This is a good summary. Fair use excerpt... Source: law360.com Expert Analysis Aviation Watch: Behind The Lion Air Flight 610 Tragedy By Alan Hoffman December 14, 2018, 1:17 PM EST On Oct. 29, 2018, Lion Air Flight 610, a newly delivered Boeing 737 MAX-8, with only 800 flight hours, crashed into the...Jump to post
patplan wrote:The vessel to be used in the search of Lion Air's PK-LQP CVR is the Bahamian Flag "MPV Everest".
EMBSPBR wrote:And a nice picture from the first E-190-E2 for Air Astana. Hope you fellows enjoy it !!!
Hi guys, I have recently posted in one of the "annual" threads asking how we could resolve the issue of questions being repeatedly asked because no one wants to spend time reading 50+ pages of previous discussions. So here is my question: would it be technically feasible to keep the first ...Jump to post
Given there are now 46 pages on this thread, it’s obviously very easy for unfrequent readers to miss specific Q&As and other info. Nothing wrong in repeating things in this situation. Would it be technically feasible to keep the first couple of posts editable by a few people who could add frequ...Jump to post
On 20th November, an Aeroflot 738, VP-BCG operating flight SU 2112 to ATH hit a man on its takeoff roll. The a/c flew normally to ATH, as they did not see the man as it took place under darkness. The authorities are now investigating how the man ended up on the runway and why the pilots having sens...Jump to post
Increasingly, some people will be deterred from flying in Economy as they cannot fit into the toilets of some of the newer aircraft operated by AA, DL and UA which are only 24" wide. https://www.theguardian.com/world/shortcuts/2018/nov/19/will-shrinking-aeroplane-toilets-stop-fat-people-flying...Jump to post
Any maintenance that involves air speed indicatior altitude, primary flight system or major parts of the plane, a test flight must be performed. Changing light bulbs? no need test flight. Use common sense. Sounds like you have some extra time on your hands. Here's some good reading: https://flights...Jump to post
It seems another A340 flight at O'Hare bites the dust: SAS's CPH-ORD transitions to A330 service next year: Thank God! :) SAS A343 is extremely noisy (which I don't care) but my wife and my whole neighbourhood go nuts about it every night. That thing really is a super slow climber. It only remotely...Jump to post
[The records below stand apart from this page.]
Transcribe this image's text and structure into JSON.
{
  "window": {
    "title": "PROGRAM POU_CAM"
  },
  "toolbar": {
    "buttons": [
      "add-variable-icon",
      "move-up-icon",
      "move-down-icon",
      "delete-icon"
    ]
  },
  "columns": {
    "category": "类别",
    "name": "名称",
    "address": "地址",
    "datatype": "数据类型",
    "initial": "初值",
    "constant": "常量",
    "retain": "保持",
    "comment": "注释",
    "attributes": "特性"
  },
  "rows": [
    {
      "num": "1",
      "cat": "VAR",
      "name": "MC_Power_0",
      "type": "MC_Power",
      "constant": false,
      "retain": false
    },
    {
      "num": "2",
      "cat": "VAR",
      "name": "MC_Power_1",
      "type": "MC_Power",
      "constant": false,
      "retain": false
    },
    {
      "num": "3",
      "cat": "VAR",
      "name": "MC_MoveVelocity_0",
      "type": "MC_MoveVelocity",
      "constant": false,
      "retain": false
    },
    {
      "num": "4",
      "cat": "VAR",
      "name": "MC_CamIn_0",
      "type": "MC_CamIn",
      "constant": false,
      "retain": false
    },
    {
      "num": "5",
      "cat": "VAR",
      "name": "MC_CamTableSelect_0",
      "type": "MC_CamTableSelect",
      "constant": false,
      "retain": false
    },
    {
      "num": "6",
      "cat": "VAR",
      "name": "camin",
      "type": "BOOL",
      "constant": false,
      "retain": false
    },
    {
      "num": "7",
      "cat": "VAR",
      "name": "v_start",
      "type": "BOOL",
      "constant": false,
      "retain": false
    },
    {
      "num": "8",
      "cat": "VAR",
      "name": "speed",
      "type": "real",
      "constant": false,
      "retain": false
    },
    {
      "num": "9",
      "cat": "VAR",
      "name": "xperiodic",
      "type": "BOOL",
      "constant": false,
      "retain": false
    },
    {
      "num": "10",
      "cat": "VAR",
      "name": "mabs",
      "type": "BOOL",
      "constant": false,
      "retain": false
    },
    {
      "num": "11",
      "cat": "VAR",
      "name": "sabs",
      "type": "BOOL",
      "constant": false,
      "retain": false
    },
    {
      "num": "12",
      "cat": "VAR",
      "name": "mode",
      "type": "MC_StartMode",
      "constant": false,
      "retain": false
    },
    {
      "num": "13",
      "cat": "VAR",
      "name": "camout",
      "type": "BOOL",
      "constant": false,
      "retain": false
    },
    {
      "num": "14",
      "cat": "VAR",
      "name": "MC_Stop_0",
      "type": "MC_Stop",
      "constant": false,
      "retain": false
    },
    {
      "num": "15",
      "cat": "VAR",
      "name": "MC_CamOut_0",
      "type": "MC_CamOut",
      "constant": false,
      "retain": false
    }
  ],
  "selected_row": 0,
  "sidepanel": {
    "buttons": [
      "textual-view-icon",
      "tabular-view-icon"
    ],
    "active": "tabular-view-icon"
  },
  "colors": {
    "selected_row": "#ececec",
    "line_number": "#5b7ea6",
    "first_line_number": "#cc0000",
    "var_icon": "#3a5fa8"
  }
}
I stand corrected. According to airfleets.net, AA - 950, DL - 857, UA - 750. So 200 on AA and 102 on DL United Airlines, as of July 18, 2017, 2017 YE plan: 742 mainline, of which 172 widebody, 570 narrowbody Source: http://ir.united.com/company-information/company-overview American Airlines, 4Q 201...Jump to post
Honest question, what is the difference between basic economy and flying NK,F9 and G4? Are you suggesting that their business plan is not positive and not customer friendly? You do understand that basic economy is not actually a separate cabin, right? Aside from the carry-on restrictions on AA/UA (...Jump to post
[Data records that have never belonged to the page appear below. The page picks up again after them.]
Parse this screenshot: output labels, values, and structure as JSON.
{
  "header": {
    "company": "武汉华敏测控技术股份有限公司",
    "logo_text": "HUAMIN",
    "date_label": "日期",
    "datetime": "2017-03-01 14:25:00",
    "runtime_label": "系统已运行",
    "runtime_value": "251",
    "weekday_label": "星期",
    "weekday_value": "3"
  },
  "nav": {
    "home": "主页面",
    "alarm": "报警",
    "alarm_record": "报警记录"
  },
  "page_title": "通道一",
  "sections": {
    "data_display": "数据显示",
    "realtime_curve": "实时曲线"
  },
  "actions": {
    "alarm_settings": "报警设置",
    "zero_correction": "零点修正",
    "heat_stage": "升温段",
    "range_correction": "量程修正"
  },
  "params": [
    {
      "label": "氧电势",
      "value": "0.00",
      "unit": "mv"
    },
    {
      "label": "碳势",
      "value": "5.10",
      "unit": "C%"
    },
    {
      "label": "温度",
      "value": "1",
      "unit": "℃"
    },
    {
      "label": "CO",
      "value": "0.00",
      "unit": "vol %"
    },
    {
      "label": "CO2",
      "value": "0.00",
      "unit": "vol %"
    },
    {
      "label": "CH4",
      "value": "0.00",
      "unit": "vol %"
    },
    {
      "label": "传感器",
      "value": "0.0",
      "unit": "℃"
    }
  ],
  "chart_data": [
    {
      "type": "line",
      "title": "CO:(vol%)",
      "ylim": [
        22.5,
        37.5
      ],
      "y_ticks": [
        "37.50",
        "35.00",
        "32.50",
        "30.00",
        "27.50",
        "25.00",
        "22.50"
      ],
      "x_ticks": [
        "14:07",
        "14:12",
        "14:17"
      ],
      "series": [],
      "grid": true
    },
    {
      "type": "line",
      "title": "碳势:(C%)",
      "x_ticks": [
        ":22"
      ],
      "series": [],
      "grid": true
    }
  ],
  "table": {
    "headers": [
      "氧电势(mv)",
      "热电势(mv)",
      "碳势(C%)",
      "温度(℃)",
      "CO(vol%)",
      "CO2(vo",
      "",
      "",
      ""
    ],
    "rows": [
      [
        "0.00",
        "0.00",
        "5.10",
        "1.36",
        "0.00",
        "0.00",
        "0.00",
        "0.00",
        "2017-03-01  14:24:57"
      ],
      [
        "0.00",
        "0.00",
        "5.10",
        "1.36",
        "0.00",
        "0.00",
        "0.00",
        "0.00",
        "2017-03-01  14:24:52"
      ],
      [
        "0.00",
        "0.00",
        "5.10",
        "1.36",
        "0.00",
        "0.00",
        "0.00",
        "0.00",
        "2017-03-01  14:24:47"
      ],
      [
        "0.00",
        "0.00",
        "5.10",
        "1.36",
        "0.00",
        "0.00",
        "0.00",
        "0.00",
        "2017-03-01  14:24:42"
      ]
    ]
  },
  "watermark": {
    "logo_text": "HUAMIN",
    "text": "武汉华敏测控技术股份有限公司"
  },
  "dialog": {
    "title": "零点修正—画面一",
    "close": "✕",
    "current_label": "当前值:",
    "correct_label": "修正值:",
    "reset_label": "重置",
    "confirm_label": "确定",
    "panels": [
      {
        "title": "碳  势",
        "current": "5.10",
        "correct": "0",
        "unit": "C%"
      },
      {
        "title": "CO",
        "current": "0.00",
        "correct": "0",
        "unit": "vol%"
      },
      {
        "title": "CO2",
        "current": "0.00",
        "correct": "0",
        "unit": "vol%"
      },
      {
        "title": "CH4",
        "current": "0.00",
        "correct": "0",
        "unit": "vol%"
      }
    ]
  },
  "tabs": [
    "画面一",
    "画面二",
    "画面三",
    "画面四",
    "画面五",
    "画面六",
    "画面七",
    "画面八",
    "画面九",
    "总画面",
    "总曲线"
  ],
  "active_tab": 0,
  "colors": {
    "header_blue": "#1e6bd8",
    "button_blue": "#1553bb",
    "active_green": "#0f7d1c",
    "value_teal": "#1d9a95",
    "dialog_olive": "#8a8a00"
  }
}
The rebrand (read: livery) will change sooner than you may think. I don't know the exact timeline, but definitely far less than 4-5 years some of you mentioned. I cannot reveal the source, but it's not random gossip from the back of an ERJ-145. This time employees will vote on several suggested hope...Jump to post
A twin can fly on one engine perfectly safe, the only stage they really need two engines is on take-off. What if they do lose one engine on take off, i.e., at V1? Aren't twins certified to take off on one engine? I'm not talking about starting a take off roll on one engine, that would be insanity. ...Jump to post
Carrying dead weight/underperforming weight happens a lot more than it should in the airline industry just not typically so far up. There has been a significant reorganization of management at UAL, which started during the second week of January. Many managing directors, directors, and senior manag...Jump to post
<table border="0" align="CENTER" width="95%" class="quote"><tr><td><font size="2" face="ARIAL, Helvetica, Geneva" color="#9A9DA0">Quoting <a href="/profile/AR385" class="quote" target="_blank">AR385</a> (<a href="#62" class="quote">Reply 62</a>):<br/><i/></font></td></tr></table> AR385, thanks for a...Jump to post